The current state of the economy has stopped a lot of people in their tracks. Many are of the view that they will ‘tread water’ for a few years until the economy improves. Others are taking this opportunity to pick up a bargain, often helping a distressed seller in the process and making a profit from their efforts.
Though profits might not be as easily sought than in previous years, they’re still there I can assure you. In addition to buying well (at least 20% under market value), a well thought out, budget conscious renovation is a great way to turn a property into a money earner.
Since capital growth cannot be relied on for at least another few years (5 years according to some property commentators!), now is not the time to necessary buy and hold expecting a passive profit.
You’ll need to be the judge of what a ‘good deal’ consists of in your suburb of choice when hunting out properties to purchase.
Regardless of whether it’s a property you already own or one you’re planning to buy; If your plan is to then renovate the property, you’ll need to make sure it has a good foundation for a profitable reno. What I mean by that is:
- That you have the scope to make significant improvements to the property (the property is not too new/tidy/already renovated)
- That the changes you do need to make to the property will not cost too much (the property is not too damaged/old/in need of lots of repair work)
So it’s all about buying the right property – at the right price. But how do you know the property you’re looking to renovate is a good one or not?
There are a number of criteria to look for (including the area, demand etc?), but as a renovation expert, I’m focussing here on the criteria of the property itself. And as a ‘quick reno/quick flick’ lover (max 2 month reno’s), my advice again may be different to someone who is happy to go to the extent of adding rooms or subdividing a property for example.
One of the key things I look for is the ability to either a) add interest or b) minimise interest (or detail).
Choose properties with a combination of simple, plain, ‘flat’ and uninteresting areas and components AND over-detailed, busy areas or components.
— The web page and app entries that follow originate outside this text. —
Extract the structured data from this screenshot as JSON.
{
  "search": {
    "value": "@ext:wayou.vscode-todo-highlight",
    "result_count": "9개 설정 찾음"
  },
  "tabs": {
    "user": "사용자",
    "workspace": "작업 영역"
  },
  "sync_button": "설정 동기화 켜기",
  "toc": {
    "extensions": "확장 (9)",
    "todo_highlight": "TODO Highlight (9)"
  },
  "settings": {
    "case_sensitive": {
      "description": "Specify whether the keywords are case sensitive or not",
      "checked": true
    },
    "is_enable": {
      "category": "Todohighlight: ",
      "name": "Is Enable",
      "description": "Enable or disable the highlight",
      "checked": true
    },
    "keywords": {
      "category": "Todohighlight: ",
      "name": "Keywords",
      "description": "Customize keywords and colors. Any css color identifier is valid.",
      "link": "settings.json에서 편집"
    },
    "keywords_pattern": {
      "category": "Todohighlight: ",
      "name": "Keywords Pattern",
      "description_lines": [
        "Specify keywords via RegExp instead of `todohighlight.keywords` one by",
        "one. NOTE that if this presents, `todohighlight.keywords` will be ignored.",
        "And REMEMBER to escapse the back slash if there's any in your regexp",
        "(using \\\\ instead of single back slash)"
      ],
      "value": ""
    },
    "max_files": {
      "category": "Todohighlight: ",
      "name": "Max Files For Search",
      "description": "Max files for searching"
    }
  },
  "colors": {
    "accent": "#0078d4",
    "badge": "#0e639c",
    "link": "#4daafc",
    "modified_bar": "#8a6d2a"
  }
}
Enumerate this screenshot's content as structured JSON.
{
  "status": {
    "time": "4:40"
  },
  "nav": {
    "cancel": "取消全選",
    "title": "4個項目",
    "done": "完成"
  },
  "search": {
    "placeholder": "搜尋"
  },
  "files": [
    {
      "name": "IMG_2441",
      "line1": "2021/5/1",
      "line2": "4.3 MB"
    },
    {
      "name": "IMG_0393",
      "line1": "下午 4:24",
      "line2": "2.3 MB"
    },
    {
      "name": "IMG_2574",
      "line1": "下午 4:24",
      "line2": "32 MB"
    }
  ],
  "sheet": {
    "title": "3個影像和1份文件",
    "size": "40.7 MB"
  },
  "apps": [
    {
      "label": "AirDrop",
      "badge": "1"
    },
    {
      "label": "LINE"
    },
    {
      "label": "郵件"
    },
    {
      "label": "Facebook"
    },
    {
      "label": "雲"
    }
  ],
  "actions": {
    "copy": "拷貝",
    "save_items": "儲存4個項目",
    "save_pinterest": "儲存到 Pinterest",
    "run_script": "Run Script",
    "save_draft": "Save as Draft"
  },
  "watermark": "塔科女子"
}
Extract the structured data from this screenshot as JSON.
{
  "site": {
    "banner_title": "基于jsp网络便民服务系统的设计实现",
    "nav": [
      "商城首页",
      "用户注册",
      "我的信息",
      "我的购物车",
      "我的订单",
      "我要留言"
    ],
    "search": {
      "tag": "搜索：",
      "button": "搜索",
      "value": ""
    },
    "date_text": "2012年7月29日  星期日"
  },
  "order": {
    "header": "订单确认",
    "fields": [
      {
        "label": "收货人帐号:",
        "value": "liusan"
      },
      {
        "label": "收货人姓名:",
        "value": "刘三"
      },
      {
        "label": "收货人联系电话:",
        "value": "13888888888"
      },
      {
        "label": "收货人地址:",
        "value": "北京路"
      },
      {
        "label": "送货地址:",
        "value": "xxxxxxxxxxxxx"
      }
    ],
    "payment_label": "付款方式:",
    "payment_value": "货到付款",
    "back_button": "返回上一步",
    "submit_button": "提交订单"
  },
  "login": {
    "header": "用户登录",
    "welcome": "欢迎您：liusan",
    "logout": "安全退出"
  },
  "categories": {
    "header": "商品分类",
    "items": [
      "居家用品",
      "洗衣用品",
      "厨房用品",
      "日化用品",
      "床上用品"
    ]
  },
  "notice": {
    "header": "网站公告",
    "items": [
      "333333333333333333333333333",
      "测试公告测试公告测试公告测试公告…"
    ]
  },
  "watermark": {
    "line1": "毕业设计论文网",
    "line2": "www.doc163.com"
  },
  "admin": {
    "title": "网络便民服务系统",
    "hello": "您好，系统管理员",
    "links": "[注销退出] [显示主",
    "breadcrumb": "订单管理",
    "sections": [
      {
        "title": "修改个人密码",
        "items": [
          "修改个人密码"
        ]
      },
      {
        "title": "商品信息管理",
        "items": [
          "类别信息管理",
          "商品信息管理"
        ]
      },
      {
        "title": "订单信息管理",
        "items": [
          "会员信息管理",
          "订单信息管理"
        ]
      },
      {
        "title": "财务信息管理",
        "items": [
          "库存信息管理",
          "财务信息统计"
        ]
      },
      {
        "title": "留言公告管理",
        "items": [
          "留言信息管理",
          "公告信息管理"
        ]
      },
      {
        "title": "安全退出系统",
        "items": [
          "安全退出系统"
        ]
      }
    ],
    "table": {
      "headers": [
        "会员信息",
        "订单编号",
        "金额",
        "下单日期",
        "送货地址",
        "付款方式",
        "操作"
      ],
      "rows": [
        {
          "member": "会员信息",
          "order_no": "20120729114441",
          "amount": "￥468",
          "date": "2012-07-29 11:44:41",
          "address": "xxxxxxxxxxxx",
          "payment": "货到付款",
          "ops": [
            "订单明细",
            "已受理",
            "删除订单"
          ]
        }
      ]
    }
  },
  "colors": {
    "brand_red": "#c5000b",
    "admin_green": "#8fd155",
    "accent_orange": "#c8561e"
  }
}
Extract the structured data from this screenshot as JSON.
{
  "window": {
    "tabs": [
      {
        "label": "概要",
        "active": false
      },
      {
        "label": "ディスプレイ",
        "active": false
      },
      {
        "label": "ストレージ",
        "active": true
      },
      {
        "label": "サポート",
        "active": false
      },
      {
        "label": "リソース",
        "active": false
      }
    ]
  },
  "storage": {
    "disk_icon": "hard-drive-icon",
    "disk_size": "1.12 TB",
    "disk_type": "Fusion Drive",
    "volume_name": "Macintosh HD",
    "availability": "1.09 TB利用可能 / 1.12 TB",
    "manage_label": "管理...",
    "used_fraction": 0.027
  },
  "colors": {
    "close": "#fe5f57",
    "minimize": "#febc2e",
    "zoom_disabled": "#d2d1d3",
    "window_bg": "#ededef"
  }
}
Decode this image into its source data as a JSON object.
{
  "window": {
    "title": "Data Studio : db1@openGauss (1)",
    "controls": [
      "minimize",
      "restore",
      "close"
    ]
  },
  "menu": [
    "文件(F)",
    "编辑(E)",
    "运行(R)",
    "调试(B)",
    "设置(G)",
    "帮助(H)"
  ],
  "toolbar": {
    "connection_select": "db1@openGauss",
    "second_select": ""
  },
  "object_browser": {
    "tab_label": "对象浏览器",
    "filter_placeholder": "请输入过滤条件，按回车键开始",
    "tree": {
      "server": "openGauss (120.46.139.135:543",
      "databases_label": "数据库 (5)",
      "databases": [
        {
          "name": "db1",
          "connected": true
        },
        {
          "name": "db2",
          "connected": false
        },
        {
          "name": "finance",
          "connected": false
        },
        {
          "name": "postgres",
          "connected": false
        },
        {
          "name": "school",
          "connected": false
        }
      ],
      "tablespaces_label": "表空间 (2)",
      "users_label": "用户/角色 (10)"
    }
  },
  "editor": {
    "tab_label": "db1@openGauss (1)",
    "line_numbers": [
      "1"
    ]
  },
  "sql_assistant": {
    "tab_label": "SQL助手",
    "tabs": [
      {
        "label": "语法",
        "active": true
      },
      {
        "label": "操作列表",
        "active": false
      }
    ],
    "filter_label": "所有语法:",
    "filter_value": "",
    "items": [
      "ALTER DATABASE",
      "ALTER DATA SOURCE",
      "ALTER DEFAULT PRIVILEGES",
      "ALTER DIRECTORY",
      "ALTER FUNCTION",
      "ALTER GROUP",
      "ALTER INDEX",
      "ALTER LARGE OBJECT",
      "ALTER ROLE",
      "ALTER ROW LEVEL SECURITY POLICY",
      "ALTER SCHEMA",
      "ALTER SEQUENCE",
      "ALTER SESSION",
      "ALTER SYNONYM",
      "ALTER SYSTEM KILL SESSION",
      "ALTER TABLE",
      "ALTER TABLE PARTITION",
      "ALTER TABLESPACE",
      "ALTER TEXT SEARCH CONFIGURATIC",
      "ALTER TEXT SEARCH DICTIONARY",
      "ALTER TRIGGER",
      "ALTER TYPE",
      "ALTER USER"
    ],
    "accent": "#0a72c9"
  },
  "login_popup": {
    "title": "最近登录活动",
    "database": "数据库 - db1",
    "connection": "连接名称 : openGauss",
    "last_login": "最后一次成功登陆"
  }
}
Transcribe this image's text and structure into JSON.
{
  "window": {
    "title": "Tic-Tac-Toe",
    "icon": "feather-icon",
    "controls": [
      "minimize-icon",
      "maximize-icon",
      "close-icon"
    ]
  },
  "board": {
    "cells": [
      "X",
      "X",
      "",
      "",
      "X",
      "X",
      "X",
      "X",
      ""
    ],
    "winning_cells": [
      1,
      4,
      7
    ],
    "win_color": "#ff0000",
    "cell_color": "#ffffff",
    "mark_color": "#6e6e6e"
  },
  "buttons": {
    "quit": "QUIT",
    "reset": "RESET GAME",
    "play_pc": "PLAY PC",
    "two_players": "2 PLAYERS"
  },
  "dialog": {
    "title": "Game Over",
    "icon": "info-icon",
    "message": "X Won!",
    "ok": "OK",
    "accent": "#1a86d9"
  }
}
Here are a couple of guidelines to get you started:
Minimal or no landscaping:
If there are minimal plants and landscaping around the property, add simple, low maintenance plants around the base of the house. Also consider simple landscaping up the driveway or along the fence line to ‘soften’.
A plain looking kitchen (with good ‘bones’):
If the existing kitchen is plain, add interest to it with a new bench top and/or splash back. New lighting will give it sparkle. Jazz it up with new handles and fixtures and fittings as your budget permits.
Carpet or vinyl flooring that is the same colour as the walls (or near to):
A darker colour on the floor will ‘stabilise’ the look and feel of a space and linear patterned flooring will add interest. Where walls and floors are too plain and similar, replace or renovate existing flooring to suit.
Unpainted areas – fence, pergola etc:
Especially in a suburb where all other fences are unpainted, add uniqueness to your property by painting yours. This not only creates a point of difference, it will connect the fence to the house and create a larger area of perceived ownership. It also adds depth and interest – but only if you don’t paint your fence the same colour as the house!
A plain bathroom with basic fittings:
You may find that you need to replace a vanity or toilet, but as long as the bones of the bathroom are ok, add interest to it with a coloured splash-back, new tap-ware, and a new shower curtain or screen. Replace the lighting with fittings that emit a warm, flattering light to reflect off the walls
A trained renovation expert or interior designer will show you how to create a property that looks fantastic and is ultimately worth more. Good renovation advice is an investment in your end result and should be considered as important as your real estate agent, valuer, mortgage broker and trades-people.
Feel free to send a ‘Preliminary Enquiry’ via the Hotspace website to discuss the potential of your own forthcoming renovation www.hotspaceconsultants.com